Glass-covered gas hob models are a good option, and are popular because of their ease of cleaning.  They are usually a little larger, starting at 750 millimetres and going up to 900 millimetres.  This flexibility of size is one of the joys of a built-in gas hob.  It's possible to have a gas hob, an induction hob, or halogen hobs in a size to suit you, as opposed to being governed by the overall size of the appliance.  Providing that you have the space on your worktop, a large gas hob is always a good choice.  In the kitchen, it is always better and safer to have too large a cooking area.


digital cameraThe quickest and most efficient hob in terms of electricity is definitely the induction hob.  An induction hob will be more expensive than a standard electric hob, but they are more versatile and are more economical in terms of energy conversion.  An induction hob has been found to use 90 per cent of its energy input, compared to an ordinary electric ring-type hob that uses only 65 per cent.  This is an important point to bear in mind when you consider the cost of fuel and the cost to the environment.

Induction hob cooking is faster than cooking using conventional hobs such as the gas hob.  In addition to flexible cooking zones, they feature timers and child safety locks.  Another family-friendly feature is the ability of an induction hob to go cold as soon as a pan is removed from the heated surface, unlike a gas hob where the flame will continue until the gas hob has been switched off.  Some models are even capable of detecting the presence of a spoon or knife on the surface and will not start up the electromagnetic field, unlike a gas hob where the flame will continue to burn regardless.  Induction hobs often possess a booster feature which can heat water faster than your average electric kettle.  These hobs will also turn themselves off if they detect overheating - a great feature for easily distracted cooks and something a gas hob cannot do .

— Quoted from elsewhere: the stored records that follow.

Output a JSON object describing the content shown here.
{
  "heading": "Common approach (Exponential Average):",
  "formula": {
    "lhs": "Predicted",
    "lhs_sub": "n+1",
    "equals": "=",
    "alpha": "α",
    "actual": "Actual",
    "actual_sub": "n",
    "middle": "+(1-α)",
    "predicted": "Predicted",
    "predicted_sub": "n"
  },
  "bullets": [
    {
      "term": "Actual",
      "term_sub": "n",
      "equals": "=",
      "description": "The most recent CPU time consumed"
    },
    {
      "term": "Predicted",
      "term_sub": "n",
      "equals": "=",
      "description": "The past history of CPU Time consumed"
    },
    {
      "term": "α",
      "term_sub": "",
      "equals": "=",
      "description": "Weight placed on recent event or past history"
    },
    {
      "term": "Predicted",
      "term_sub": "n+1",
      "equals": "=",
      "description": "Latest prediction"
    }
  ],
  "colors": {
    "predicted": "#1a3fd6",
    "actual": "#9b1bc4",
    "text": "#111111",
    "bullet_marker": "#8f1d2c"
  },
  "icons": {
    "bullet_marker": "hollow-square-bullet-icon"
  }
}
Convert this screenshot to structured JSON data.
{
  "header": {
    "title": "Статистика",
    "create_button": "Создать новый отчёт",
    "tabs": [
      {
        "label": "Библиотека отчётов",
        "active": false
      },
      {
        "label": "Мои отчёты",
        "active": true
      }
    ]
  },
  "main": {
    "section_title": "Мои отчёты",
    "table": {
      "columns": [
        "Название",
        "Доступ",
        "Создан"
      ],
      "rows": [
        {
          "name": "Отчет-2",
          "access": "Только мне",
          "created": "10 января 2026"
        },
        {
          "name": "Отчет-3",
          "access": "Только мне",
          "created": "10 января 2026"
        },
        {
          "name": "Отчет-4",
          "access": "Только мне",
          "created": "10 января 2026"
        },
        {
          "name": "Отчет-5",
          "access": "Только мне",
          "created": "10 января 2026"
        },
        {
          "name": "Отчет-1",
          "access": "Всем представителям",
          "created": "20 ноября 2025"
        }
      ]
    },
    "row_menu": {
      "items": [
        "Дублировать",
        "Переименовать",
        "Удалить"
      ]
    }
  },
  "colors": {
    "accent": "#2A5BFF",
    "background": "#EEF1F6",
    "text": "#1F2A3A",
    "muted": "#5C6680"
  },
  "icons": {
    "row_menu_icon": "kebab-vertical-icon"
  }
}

The well-loved gas hob has a strong following, with more gas hob models being sold in the UK than any other kind.  The gas hob's ease of use and relative cheapness in comparison to induction hobs and halogen hobs are just two reasons for their popularity.  Gas hob types produce high and instant heat, and this means that they are now being widely manufactured with additional high-powered burners for woks and barbecue griddles, as well as rectangular burners for fish kettles.  A good safety improvement available on the more modern gas hob is an all-in-one pan support, which eliminates the chance of small pans tipping over on the gas hob.

The majority of modern gas hob models have electric ignition, and some have a re-ignite feature that cuts in if the flame goes out.  This is a great advance in preventing a potentially dangerous build-up of gas around the gas hob.  Today's gas hob models are much safer appliances than they used to be, and of course they can be invaluable in the event of a sudden electricity cut.  It's also possible to buy a gas hob with a tempered glass cover, thus combining the speed of a gas hob with the easy clean properties of ceramic hobs.

Halogen hobs sit happily between the speed of a gas hob and the easy to clean properties of a ceramic hob.  Unlike induction hobs, halogen hobs use infrared heating technology and therefore do not discriminate against the type of saucepan used.  This means that halogen hobs are compatible with your existing pans.  A halogen hob distributes the heat evenly under the pan and often comes with a heat-waste indicator and an automatic cut-off in the event of an unexpected temperature rise.

The introduction of touch screens has moved gas hob and electric hob cooking on to a whole new level.  Using the same principle as microwave controls, a gas hob touch screen makes the work surface much easier to clean and is therefore much more hygienic: there are no fiddly knobs to offer accommodation for germs.

A recent advance in gas hob models is the duel fuel gas hob which provides you with the immediacy of a gas hob, with say, an electrical feature such as a deep fat fryer.  These types of gas hob are known as domino hobs, and you can have a whole range of electrical units as well as the deep fat fryer.  You can mix and match your gas hob preferences to suit your cooking requirements.  Only the size of your worktop is your limit.